* [Problem requirements]:
If a line in the material below has the string "ΕΝΕΡΓΕΙΑΣ", copy it out.

* [Provided data]:
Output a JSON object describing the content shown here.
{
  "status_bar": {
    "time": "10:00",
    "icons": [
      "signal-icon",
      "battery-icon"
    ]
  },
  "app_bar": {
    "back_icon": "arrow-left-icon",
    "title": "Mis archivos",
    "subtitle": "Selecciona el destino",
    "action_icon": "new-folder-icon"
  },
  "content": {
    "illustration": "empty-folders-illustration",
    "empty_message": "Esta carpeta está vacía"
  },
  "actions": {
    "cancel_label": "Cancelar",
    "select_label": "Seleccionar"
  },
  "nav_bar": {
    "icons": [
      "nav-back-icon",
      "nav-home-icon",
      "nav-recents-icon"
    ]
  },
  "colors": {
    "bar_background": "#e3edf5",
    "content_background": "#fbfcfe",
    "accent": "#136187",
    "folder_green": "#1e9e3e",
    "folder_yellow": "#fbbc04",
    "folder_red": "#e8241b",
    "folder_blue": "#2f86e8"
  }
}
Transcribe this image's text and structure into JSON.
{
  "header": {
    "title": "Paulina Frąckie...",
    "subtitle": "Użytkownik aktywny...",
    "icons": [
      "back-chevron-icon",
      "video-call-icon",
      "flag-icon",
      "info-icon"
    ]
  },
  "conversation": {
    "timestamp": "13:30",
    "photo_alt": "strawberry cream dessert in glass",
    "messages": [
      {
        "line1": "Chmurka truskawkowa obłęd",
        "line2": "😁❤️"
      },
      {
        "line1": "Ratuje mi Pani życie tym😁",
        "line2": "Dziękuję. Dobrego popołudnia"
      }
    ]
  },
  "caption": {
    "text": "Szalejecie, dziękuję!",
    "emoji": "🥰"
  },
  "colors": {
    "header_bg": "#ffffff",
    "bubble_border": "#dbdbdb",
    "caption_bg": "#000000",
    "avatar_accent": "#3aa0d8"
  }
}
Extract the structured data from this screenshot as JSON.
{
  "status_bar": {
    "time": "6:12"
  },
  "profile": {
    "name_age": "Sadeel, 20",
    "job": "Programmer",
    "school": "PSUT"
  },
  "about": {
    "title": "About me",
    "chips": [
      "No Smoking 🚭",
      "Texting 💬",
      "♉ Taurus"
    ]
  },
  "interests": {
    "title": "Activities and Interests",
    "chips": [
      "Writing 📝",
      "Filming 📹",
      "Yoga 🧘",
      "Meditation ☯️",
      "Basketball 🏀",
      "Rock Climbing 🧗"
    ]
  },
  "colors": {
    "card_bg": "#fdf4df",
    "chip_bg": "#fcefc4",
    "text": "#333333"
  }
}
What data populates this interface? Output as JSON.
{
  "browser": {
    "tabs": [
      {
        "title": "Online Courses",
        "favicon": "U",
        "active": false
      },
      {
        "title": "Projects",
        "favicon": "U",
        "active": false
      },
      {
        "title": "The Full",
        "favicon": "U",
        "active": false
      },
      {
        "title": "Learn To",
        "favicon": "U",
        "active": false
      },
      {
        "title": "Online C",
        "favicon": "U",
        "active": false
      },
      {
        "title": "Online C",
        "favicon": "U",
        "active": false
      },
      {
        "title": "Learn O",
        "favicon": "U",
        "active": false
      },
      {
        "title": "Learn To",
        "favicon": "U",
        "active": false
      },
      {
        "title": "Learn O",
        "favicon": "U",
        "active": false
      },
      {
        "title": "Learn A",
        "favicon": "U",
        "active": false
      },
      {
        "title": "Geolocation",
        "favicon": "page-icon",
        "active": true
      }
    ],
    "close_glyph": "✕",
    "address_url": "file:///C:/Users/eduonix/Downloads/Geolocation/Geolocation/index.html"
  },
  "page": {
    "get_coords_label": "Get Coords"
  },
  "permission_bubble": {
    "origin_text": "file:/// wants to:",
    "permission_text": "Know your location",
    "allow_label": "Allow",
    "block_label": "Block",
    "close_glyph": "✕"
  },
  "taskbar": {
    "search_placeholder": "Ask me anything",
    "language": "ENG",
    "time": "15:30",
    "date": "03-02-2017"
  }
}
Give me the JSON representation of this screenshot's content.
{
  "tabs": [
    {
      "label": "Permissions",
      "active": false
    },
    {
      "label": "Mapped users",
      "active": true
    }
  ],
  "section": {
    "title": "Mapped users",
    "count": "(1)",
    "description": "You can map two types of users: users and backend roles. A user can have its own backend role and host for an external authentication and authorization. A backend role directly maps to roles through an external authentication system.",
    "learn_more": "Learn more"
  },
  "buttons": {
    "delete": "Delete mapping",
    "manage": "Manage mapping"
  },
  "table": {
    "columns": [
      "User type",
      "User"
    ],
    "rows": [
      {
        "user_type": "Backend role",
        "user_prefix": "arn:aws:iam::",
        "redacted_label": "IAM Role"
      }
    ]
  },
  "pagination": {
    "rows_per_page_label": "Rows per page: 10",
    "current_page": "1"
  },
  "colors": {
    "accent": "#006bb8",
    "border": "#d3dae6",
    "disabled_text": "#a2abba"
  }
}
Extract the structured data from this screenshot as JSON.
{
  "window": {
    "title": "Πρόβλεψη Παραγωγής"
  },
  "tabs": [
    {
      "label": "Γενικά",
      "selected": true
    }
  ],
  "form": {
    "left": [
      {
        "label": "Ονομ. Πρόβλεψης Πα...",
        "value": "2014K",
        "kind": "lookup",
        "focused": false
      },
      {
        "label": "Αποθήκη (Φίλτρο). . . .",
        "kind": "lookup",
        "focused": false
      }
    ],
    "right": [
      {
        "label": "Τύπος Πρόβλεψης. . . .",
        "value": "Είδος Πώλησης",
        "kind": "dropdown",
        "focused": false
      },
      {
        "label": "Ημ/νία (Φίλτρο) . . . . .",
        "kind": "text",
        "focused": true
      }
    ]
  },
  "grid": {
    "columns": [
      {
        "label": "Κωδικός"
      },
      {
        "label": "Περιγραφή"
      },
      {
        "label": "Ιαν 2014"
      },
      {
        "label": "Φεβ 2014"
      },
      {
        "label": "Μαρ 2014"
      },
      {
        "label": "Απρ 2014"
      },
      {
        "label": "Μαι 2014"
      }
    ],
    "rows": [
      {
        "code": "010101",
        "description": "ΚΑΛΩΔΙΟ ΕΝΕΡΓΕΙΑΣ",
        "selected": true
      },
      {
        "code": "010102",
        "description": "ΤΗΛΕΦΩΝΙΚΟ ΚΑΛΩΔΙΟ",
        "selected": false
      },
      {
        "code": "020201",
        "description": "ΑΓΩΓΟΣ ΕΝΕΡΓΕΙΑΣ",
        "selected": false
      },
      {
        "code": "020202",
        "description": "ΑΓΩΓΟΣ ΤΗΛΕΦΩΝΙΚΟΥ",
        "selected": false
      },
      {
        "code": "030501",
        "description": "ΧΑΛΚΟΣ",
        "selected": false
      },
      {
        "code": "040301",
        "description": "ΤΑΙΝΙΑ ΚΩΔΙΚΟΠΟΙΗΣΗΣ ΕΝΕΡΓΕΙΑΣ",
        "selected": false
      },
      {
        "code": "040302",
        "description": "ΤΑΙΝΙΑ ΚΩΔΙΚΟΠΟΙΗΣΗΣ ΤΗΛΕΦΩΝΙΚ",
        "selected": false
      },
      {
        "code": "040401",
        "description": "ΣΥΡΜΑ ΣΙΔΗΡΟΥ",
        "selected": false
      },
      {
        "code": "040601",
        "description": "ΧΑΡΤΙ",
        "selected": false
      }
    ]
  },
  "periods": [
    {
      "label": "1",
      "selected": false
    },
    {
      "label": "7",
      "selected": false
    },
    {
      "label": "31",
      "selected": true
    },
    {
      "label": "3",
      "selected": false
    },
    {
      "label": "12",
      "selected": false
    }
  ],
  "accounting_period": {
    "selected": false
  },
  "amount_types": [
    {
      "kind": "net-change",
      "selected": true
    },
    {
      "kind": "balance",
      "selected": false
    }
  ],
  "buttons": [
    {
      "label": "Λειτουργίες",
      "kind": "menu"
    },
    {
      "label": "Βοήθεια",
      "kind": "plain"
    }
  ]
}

* [Solved problem]:
        "description": "ΚΑΛΩΔΙΟ ΕΝΕΡΓΕΙΑΣ",
        "description": "ΑΓΩΓΟΣ ΕΝΕΡΓΕΙΑΣ",
        "description": "ΤΑΙΝΙΑ ΚΩΔΙΚΟΠΟΙΗΣΗΣ ΕΝΕΡΓΕΙΑΣ",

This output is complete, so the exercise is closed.